print("The activities are selected in the following order.")
# As the activities are sorted we will always select the first activity
print(f"{{{actvty[x][0]}, {actvty[x][1]}}}")
# To select from the rest of the activities
for y in range(1, n):
# An activity will be selected if it has a start time
# greater than the end time of the previous activity
if actvty[y][0] >= actvty[x][1]:
print(f"{{{actvty[y][0]}, {actvty[y][1]}}}")
x = y
# Driver function
if __name__ == "__main__":
n = 6
actvty = [(1, 2), (4, 4), (5, 10), (9, 10), (7, 8), (2, 4)]
solve(n, actvty)

Output

The activities are selected in the following order.
{1, 2}
{4, 4}
{7, 8}
{9, 10}

Complexity Analysis

The time complexity of the above approach is- O(N*logN).

The space complexity of the above approach is- O(1).

Why will the greedy algorithm work for this problem?

A greedy algorithm works for the activity selection problem because of the following properties of the problem:

The problem has the 'greedy-choice property', which means that the locally optimal choice (the activity with the earliest finish time) leads to a globally optimal solution.

The problem has the 'optimal substructure' property, which means that an optimal solution to the problem can be constructed efficiently from optimal solutions to subproblems.

The greedy algorithm makes the locally optimal choice at each step by selecting the activity with the earliest finish time. This choice ensures that there is no overlap between the selected activities and that the maximum number of activities can be completed. Since the problem has the 'optimal substructure' property, a globally optimal solution can be constructed efficiently by making locally optimal choices at each step.

Frequently Asked Questions

Describe the limitations of the greedy algorithm.

The greedy algorithms can not consider future possibilities while making choices for solving a problem. It makes the best choice at each small step, which is sometimes not the optimal solution.

Assuming the activities are sorted, what is the time complexity of the greedy algorithm-based solution for the activity selection problem?

When the activities are sorted, the time complexity of the greedy algorithm-based solution for the activity selection problem will be O(N).

Is there a more optimal solution for the activity selection problem other than the one based on a greedy algorithm?

Even though the greedy algorithm has its limitations, the greedy algorithm-based solution for the activity selection problem is its optimal solution.

Is Dijkstra a greedy algorithm?

Yes, Dijkstra is a greedy algorithm. It is used in a directed graph to solve the single-source shortest path problem.

Which is faster Greedy methods or dynamic programming methods?

Generally, we consider the greedy methods to be faster than dynamic programming methods because, for dynamic programming methods, we need to use the DP table, which will need extra memory.

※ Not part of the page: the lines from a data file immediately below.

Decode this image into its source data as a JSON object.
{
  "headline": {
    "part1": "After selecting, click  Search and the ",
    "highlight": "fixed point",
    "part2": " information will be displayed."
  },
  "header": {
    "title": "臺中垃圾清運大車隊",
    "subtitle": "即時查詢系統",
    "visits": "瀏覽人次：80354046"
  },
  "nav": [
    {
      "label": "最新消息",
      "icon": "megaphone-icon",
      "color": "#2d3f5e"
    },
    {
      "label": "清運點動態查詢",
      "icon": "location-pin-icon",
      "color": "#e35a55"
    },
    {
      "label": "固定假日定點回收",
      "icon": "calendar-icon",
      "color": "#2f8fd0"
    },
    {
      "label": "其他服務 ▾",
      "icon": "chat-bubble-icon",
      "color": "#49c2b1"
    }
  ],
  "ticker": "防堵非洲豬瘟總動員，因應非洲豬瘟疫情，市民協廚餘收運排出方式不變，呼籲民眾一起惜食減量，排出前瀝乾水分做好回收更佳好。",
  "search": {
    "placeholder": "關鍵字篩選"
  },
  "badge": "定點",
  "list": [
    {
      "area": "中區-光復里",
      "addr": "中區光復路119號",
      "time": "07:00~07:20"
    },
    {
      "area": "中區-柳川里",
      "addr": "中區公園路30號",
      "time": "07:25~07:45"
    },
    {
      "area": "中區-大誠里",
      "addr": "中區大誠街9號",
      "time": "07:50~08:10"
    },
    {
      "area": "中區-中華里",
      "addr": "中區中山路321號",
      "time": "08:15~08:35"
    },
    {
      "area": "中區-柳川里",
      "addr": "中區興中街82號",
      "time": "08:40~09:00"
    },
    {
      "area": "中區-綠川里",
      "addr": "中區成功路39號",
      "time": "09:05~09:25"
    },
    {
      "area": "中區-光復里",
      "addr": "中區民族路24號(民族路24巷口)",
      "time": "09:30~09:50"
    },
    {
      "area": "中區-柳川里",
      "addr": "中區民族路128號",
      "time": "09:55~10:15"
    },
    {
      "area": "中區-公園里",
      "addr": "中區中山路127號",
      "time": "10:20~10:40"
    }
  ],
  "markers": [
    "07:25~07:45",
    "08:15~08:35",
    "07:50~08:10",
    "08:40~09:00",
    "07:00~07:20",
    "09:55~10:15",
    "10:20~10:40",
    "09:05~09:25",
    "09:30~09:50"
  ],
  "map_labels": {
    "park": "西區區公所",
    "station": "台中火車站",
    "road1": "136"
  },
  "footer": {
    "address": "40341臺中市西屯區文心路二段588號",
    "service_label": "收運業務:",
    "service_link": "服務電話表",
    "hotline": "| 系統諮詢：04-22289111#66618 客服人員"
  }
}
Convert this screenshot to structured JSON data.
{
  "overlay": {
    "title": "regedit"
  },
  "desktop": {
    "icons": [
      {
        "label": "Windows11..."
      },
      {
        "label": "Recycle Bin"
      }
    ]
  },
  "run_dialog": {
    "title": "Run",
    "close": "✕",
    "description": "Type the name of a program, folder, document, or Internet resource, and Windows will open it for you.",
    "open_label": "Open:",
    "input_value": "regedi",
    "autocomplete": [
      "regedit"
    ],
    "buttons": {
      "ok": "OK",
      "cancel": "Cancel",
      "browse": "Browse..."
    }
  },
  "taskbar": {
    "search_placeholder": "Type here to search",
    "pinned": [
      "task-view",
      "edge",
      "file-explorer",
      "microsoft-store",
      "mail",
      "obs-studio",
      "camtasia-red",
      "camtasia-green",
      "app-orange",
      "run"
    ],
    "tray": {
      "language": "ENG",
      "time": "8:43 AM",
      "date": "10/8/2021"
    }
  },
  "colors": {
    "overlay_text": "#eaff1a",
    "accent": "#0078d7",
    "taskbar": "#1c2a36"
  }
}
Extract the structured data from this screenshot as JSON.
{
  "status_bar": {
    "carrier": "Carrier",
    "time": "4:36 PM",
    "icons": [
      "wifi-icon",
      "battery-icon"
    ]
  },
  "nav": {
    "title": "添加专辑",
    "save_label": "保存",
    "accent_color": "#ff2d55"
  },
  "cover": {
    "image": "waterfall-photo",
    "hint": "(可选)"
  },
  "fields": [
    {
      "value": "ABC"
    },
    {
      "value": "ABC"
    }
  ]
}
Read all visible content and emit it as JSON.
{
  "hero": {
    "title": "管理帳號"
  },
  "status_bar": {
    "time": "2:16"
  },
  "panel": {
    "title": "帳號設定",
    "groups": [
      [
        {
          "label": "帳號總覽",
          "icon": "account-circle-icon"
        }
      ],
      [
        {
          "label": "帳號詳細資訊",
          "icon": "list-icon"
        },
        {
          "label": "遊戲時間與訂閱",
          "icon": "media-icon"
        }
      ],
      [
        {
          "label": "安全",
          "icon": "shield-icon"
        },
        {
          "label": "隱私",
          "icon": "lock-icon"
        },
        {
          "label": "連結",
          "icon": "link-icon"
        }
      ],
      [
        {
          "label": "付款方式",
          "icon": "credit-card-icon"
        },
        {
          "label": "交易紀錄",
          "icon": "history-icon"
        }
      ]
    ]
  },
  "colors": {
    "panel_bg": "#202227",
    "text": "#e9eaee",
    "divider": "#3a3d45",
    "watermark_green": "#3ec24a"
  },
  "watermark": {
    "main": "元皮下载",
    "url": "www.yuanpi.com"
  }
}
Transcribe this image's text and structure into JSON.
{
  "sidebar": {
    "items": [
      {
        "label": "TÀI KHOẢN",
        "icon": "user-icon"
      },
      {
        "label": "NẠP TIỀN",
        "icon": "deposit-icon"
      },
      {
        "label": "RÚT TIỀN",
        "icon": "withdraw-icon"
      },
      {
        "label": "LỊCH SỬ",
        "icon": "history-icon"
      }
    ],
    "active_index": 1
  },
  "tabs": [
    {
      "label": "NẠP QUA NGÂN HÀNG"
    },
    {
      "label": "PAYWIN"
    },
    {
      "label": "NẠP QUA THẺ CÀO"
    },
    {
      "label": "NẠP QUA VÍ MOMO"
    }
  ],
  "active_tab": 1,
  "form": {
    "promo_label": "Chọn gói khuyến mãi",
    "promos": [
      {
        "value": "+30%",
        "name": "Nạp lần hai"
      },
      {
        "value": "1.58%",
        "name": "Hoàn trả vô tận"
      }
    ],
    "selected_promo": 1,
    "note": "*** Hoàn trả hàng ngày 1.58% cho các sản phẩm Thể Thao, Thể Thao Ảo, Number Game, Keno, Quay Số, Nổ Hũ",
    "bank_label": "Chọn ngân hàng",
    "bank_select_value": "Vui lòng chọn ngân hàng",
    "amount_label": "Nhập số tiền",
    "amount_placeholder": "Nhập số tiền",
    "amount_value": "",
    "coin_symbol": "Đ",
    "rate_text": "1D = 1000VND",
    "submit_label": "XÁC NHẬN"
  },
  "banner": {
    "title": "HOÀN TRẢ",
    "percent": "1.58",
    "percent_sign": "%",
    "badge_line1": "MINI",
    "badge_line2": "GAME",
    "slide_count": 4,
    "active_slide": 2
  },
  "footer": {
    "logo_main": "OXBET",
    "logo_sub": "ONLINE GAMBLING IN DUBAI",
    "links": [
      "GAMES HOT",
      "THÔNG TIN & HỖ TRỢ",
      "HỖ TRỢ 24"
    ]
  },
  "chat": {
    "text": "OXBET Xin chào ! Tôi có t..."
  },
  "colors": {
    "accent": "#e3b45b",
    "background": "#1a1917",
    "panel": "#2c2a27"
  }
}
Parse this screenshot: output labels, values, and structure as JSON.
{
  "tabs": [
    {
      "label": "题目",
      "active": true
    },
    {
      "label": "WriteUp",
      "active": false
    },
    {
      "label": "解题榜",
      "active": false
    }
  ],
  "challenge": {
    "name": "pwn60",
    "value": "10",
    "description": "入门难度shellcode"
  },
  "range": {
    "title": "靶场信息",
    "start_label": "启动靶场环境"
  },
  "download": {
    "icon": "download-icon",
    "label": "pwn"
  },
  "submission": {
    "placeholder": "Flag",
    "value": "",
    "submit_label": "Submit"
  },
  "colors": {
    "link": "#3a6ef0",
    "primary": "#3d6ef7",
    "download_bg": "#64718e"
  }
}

Conclusion

In this blog, we learned about the activity selection problem and greedy algorithms-

We started by understanding the problem statement and how a greedy algorithm can solve these problems. We went on to learn a little bit about greedy algorithms, what these are and how they work. After that, we discussed two different approaches to solve this problem. The first one was brute force and the second one was the optimal approach. In the end, we concluded with the FAQs.